I was amazed by the reactions I have received from some people. For the most part, our families have been incredibly supportive even if my mother did call our sign language class “that deaf thing” and my mother-in-law insisted that Will would, “grow out of” his hearing loss. When we started having sign language class at our house, many of our friends and family would join us each week because they wanted to make sure they would be able to communicate with Will also. Strangers, however, have astonished me. One woman looked at Will’s hearing aids and told me, “You are so lucky. You will learn so much from him.” Luckily I was too shocked to react because I do not think I would have been very polite. Many people have assumed that Will is listening to an IPod when they see his very vibrant ear molds. I wonder what they must think of my parenting if they think I would let a child of his age walk around attached to an IPod. The question that drives me nuts, however, is when a stranger leans in intimately with a concerned look and a hushed tone and asks, “Can he hear anything at all?” I try to use these occasions to educate but sometimes I can’t resist making a snarky remark like, “Do you think I am hanging the hearing aids on him for decoration?”
Will’s hearing loss has been a learning experience for all of us. His brother who is five is starting to connect that Will is part of a larger community. When we went to Will’s school for a Family Learning Weekend, Henry asked his father, “Do all these guys hear like Will?” Jim explained once again that people are different and that while some may hear like Will, some may not.

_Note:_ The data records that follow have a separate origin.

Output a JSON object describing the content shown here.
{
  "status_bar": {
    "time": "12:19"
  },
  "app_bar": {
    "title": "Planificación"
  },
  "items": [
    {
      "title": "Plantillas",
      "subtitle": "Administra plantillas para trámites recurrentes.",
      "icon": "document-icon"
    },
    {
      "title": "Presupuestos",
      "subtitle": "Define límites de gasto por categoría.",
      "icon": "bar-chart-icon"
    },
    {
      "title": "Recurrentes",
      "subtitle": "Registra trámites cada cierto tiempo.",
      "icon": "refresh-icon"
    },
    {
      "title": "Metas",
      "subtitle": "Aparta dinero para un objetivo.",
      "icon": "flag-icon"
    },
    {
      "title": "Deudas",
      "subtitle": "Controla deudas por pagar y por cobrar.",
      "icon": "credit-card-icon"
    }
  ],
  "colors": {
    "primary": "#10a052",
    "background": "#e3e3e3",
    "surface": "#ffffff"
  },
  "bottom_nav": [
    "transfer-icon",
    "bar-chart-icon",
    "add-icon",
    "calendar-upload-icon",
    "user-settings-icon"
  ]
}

That seemed to satisfy Henry although it has not caused him to stop ripping out Will’s hearing aids when they are wrestling. Emma seems to have adjusted nicely to life as “a sibling of a child with special needs” despite my ill-fated attempts to fix a problem that did not exist. Jim has met many happy children and adults with hearing loss, so he is happy. He has also expended a lot of effort to find out what we can do to make sure Will is receiving what he needs to reach his highest potential. As for Will's ears, they do stick out a bit but they are adorned with the most colorful hearing aids I could find and multi-colored, sparkly ear molds. They are there to help us celebrate who he is and, I must admit, I have fun picking out earmolds as the ultimate fashion accessory. This works for us.
Looking Forward: Joining Forces

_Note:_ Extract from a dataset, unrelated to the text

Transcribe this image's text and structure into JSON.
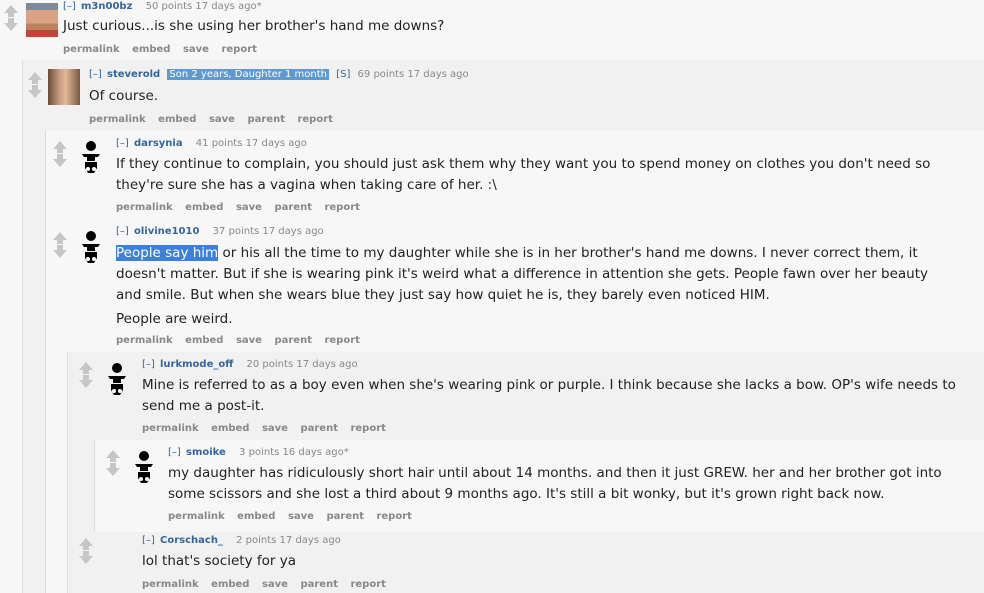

Will’s hearing loss has given me a new direction in my life. In less than two months, I will have completed my graduate program and be certified as teacher of the deaf/hard of hearing. The program has empowered me to be an effective advocate for my child and has made me aware of the desperate need for advocates for other parents of children with hearing loss in this state. We don’t know what we don’t know. I am so grateful that Connecticut is now a member of Hands & Voices. I have spoken to parents across the state who have been waiting for this and we are, as this goes to print, eagerly anticipating our stakeholder’s meeting on May 24th. Together we can make a difference. As one birth to three provider said when I told her we were granted provisional status: “It’s about time!”